Records from a data collection:
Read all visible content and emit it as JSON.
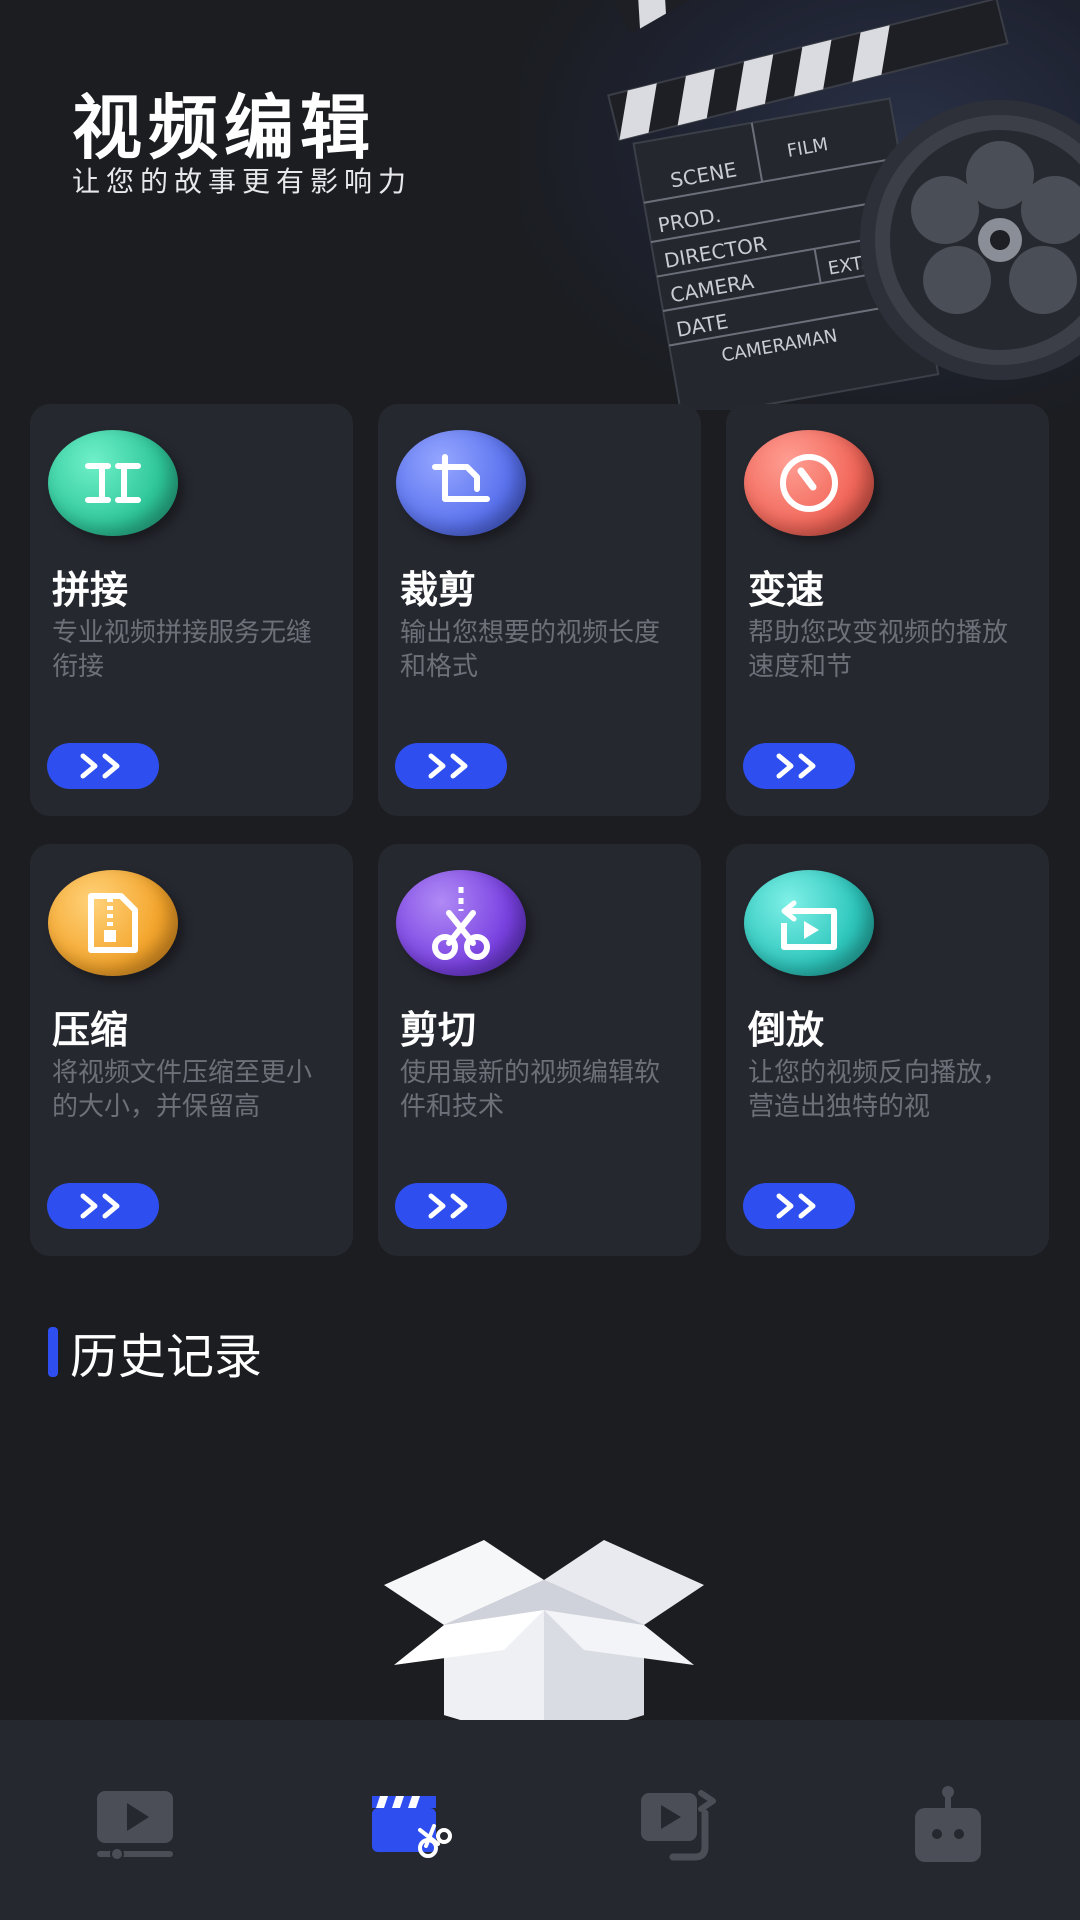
{
  "header": {
    "title": "视频编辑",
    "subtitle": "让您的故事更有影响力",
    "art": {
      "scene": "SCENE",
      "film": "FILM",
      "prod": "PROD.",
      "director": "DIRECTOR",
      "camera": "CAMERA",
      "ext": "EXT.",
      "date": "DATE",
      "cameraman": "CAMERAMAN"
    }
  },
  "tools": [
    {
      "name": "拼接",
      "desc": "专业视频拼接服务无缝衔接",
      "icon": "merge-icon",
      "color": "#2fc79a"
    },
    {
      "name": "裁剪",
      "desc": "输出您想要的视频长度和格式",
      "icon": "crop-icon",
      "color": "#5b73ef"
    },
    {
      "name": "变速",
      "desc": "帮助您改变视频的播放速度和节",
      "icon": "speed-icon",
      "color": "#f2675a"
    },
    {
      "name": "压缩",
      "desc": "将视频文件压缩至更小的大小，并保留高",
      "icon": "compress-icon",
      "color": "#f4a52c"
    },
    {
      "name": "剪切",
      "desc": "使用最新的视频编辑软件和技术",
      "icon": "scissors-icon",
      "color": "#7a42e2"
    },
    {
      "name": "倒放",
      "desc": "让您的视频反向播放，营造出独特的视",
      "icon": "reverse-icon",
      "color": "#2ec7bd"
    }
  ],
  "history": {
    "title": "历史记录"
  },
  "nav": [
    {
      "icon": "video-player-icon",
      "active": false
    },
    {
      "icon": "clapper-scissors-icon",
      "active": true
    },
    {
      "icon": "video-convert-icon",
      "active": false
    },
    {
      "icon": "robot-icon",
      "active": false
    }
  ],
  "colors": {
    "accent": "#2f4ef0",
    "card": "#262830",
    "background": "#1b1d21"
  }
}
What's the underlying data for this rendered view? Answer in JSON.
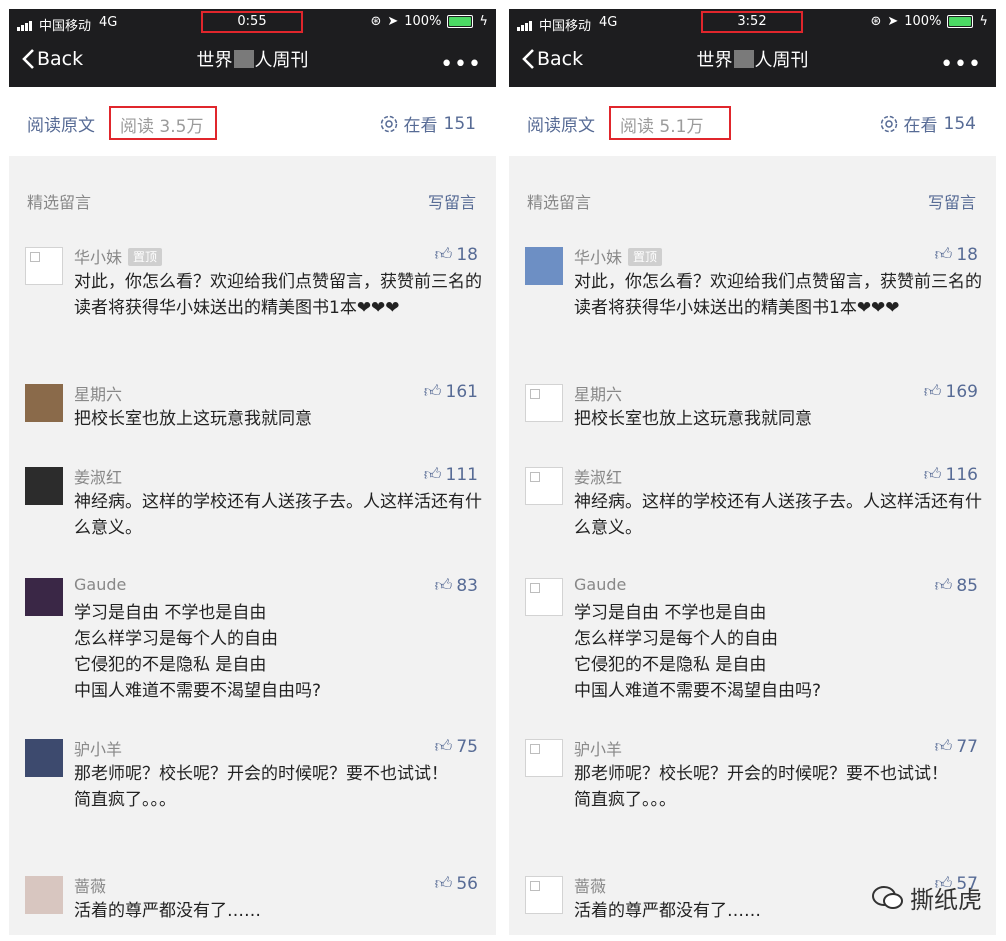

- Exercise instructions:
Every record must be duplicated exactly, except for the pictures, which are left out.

- Solution to the problem:
Read all visible content and emit it as JSON.
{
  "header": {
    "title": "视频编辑",
    "subtitle": "让您的故事更有影响力",
    "art": {
      "scene": "SCENE",
      "film": "FILM",
      "prod": "PROD.",
      "director": "DIRECTOR",
      "camera": "CAMERA",
      "ext": "EXT.",
      "date": "DATE",
      "cameraman": "CAMERAMAN"
    }
  },
  "tools": [
    {
      "name": "拼接",
      "desc": "专业视频拼接服务无缝衔接",
      "icon": "merge-icon",
      "color": "#2fc79a"
    },
    {
      "name": "裁剪",
      "desc": "输出您想要的视频长度和格式",
      "icon": "crop-icon",
      "color": "#5b73ef"
    },
    {
      "name": "变速",
      "desc": "帮助您改变视频的播放速度和节",
      "icon": "speed-icon",
      "color": "#f2675a"
    },
    {
      "name": "压缩",
      "desc": "将视频文件压缩至更小的大小，并保留高",
      "icon": "compress-icon",
      "color": "#f4a52c"
    },
    {
      "name": "剪切",
      "desc": "使用最新的视频编辑软件和技术",
      "icon": "scissors-icon",
      "color": "#7a42e2"
    },
    {
      "name": "倒放",
      "desc": "让您的视频反向播放，营造出独特的视",
      "icon": "reverse-icon",
      "color": "#2ec7bd"
    }
  ],
  "history": {
    "title": "历史记录"
  },
  "nav": [
    {
      "icon": "video-player-icon",
      "active": false
    },
    {
      "icon": "clapper-scissors-icon",
      "active": true
    },
    {
      "icon": "video-convert-icon",
      "active": false
    },
    {
      "icon": "robot-icon",
      "active": false
    }
  ],
  "colors": {
    "accent": "#2f4ef0",
    "card": "#262830",
    "background": "#1b1d21"
  }
}
What's the underlying data for this rendered view? Answer in JSON.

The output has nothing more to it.